Newly released documents confirm that the government's commitment to fully fund the disposal of chemical weapons in Madison County is real, the executive director of a Berea-based watchdog group said.
Documents released Thursday by the Chemical Weapons Working Group reflect a five-year funding plan that was unseen before now, said Craig Williams, executive director of the group.
"I received them from Capitol Hill, let me just put it that way," Williams said.
In late 2008, Sen. Mitch McConnell sought and received a commitment from Secretary of Defense Robert Gates to finance the disposal program at accelerated levels at Kentucky's Blue Grass Army Depot and Colorado. Gates responded with a pledge to do so in early 2009, but until now there had been no documentation reflecting that five-year commitment.

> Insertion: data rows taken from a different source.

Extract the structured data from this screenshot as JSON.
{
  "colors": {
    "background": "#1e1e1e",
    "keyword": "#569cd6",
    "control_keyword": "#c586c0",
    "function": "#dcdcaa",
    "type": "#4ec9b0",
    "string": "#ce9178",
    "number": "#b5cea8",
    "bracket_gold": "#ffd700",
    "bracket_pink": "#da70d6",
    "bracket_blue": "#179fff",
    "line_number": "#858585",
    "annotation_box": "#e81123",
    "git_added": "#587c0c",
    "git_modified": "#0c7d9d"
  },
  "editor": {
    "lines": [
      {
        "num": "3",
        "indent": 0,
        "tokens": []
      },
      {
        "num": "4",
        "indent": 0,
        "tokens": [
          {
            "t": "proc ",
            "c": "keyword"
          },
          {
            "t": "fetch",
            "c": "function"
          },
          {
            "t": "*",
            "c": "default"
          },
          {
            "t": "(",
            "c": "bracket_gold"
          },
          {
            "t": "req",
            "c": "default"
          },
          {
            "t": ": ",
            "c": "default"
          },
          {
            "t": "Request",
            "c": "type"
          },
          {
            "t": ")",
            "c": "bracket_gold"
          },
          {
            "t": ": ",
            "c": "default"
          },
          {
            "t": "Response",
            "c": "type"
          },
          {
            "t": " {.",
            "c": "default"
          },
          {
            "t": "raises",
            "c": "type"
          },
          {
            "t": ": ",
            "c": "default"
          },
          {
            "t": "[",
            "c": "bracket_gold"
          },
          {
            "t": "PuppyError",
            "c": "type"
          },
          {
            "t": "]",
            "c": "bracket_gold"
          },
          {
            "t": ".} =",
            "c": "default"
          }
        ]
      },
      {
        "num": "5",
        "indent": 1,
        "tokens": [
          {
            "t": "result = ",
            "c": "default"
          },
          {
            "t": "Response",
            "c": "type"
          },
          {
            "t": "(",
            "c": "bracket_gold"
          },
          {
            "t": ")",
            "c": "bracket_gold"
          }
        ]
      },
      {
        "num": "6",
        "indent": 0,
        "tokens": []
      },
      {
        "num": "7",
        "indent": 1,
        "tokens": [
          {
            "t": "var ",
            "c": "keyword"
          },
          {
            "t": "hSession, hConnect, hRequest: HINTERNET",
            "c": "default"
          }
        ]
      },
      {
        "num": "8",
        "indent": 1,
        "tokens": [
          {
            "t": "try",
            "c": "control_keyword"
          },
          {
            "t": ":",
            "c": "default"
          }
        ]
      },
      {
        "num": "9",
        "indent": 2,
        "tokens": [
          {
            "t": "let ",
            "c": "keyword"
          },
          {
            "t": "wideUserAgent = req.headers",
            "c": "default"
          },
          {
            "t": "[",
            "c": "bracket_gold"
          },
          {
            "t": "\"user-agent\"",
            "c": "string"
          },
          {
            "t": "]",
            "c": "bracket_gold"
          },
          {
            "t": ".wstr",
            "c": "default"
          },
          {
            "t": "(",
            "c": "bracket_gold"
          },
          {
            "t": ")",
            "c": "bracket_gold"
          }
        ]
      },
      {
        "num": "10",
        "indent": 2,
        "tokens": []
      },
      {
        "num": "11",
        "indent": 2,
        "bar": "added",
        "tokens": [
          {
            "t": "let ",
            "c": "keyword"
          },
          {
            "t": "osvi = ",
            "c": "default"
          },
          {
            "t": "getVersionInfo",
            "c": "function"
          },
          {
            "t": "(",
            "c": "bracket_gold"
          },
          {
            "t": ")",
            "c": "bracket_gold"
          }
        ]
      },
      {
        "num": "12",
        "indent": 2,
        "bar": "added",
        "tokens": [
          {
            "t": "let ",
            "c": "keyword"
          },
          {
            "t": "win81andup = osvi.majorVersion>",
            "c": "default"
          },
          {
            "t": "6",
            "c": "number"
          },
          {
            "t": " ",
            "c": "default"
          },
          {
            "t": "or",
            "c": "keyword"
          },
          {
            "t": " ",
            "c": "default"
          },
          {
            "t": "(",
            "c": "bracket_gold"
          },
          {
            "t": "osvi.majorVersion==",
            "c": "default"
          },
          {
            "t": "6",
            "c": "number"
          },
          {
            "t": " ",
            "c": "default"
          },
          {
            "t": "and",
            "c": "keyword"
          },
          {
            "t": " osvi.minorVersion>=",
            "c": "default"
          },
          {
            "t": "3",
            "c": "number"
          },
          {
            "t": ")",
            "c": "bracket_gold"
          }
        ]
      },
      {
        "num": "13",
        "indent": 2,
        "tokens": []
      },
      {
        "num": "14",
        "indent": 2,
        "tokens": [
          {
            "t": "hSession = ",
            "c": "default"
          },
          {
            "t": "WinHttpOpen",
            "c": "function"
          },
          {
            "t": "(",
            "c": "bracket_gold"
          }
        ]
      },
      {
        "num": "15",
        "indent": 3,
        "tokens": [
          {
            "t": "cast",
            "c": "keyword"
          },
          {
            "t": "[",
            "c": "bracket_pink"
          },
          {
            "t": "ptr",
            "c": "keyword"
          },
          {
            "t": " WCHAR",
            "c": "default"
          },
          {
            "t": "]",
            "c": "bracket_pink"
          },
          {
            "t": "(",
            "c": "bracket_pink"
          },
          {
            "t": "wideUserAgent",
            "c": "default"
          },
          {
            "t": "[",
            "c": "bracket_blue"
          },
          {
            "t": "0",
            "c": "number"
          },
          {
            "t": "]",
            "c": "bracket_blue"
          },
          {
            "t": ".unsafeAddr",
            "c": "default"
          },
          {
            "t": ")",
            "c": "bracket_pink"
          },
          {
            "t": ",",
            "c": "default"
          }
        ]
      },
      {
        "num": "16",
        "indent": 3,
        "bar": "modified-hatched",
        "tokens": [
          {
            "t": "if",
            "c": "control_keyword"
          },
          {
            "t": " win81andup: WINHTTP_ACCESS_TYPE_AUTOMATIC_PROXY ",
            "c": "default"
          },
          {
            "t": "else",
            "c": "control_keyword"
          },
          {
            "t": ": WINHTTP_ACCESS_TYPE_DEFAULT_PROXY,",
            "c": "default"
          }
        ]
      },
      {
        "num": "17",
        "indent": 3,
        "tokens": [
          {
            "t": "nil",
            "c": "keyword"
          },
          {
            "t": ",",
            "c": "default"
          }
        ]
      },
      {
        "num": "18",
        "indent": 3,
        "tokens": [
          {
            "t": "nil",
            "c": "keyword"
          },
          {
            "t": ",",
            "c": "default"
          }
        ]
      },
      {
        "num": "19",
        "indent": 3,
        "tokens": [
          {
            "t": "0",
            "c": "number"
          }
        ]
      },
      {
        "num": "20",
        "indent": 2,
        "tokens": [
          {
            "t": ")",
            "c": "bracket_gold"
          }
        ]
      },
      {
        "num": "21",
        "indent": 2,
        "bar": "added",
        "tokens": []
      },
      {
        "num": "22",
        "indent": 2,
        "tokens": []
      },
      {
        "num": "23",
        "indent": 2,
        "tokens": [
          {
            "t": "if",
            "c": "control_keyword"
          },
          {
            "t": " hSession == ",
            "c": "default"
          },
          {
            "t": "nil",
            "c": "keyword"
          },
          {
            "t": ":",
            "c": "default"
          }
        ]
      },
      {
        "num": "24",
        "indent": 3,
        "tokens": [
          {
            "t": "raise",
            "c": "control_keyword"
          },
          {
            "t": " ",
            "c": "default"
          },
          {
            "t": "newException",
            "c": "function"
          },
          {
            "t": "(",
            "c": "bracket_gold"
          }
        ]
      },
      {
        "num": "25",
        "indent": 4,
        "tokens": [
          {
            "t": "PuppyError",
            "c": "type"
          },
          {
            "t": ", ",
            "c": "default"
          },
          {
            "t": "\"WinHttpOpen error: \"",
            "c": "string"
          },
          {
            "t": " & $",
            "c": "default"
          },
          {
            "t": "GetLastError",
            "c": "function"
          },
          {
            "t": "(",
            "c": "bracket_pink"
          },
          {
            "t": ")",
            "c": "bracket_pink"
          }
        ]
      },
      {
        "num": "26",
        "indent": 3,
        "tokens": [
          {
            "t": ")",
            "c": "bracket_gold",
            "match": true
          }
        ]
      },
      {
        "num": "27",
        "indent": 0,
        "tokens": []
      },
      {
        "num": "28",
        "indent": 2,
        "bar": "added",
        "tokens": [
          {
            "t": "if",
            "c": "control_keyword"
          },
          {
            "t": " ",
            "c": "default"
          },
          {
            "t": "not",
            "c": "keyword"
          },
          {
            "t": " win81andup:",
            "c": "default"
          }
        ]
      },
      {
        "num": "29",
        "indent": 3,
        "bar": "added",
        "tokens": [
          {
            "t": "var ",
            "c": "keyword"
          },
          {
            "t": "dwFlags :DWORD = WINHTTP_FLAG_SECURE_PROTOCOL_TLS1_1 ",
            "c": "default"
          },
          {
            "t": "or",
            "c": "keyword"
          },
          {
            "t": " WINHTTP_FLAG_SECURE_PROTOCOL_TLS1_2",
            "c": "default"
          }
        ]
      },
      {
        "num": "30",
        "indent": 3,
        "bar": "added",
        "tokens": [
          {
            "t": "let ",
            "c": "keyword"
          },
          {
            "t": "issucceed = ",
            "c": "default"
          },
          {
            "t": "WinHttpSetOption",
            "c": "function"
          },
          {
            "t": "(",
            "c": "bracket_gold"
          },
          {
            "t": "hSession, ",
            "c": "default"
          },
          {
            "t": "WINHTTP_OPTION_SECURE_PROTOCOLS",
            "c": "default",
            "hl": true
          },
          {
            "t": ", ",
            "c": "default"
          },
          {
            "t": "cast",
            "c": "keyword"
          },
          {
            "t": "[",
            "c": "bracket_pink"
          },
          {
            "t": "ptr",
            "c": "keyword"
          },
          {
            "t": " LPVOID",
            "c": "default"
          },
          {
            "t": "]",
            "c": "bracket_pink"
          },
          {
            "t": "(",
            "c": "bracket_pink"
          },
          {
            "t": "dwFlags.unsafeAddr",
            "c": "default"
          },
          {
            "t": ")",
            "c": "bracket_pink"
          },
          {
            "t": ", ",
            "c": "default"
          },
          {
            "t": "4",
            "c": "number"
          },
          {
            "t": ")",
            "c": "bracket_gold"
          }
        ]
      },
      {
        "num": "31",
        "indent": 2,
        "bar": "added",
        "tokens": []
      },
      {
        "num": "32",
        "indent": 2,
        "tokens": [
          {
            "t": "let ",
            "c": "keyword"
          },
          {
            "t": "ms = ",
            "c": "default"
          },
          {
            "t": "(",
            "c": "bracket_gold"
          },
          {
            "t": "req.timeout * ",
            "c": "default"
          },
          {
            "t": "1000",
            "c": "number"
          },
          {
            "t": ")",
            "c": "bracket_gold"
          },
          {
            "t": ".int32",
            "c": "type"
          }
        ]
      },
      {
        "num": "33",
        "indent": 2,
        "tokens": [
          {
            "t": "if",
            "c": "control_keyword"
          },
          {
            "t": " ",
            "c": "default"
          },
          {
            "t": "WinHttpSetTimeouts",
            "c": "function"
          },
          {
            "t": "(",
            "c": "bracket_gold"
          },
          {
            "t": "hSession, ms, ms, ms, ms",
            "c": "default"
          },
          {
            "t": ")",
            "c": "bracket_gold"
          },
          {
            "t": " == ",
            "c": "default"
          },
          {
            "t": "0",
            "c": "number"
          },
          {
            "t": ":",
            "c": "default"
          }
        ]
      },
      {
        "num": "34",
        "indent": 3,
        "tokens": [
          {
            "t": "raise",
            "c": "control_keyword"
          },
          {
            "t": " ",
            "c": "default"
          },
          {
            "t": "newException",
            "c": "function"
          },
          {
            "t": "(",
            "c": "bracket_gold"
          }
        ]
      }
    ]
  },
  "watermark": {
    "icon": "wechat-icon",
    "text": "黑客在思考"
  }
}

The commitment pays for the program at $517 million a year, according to correspondence between McConnell and Gates.
"We have been told that we had this commitment to adequately fully fund the program, but every time we would ask for the funding guidance that contains the actual numbers, we were told 'Well, there is no final decision been made' or 'There's not been the proper protocol associated with the decision, so we can't give it to you,'" Williams said. "Over a series of a month or two, we've been asking for this.'
"The importance of this is that they have never projected out beyond any single fiscal year how much money they intended to put toward this program. Every year has been a fight to increase the budget request in order to keep the program breathing. What we've got now is, 'This is what we're going to ask for in 2012, '13, '14, '15.' To the contractor that's critical. The contractor cannot award contracts for which they don't have a funding profile adequate to fulfill the contract."
During the past six years, the budget for the disposal program has ranged from $51 million in 2005 to $467 million in 2009.
In a statement Thursday, McConnell said he was pleased with the long-term funding plan.
"It demonstrates that the Department of Defense is prepared to devote sufficient resources over the long run to carry out disposal as quickly and safely as possible," McConnell said. "That said, I will remain vigilant in the years ahead to hold the department to its commitment."
Construction continues on the pilot plant in Madison County that will destroy 523 tons of nerve and mustard agents. Under current timetables, the destruction will begin in 2018 and be finished in 2021.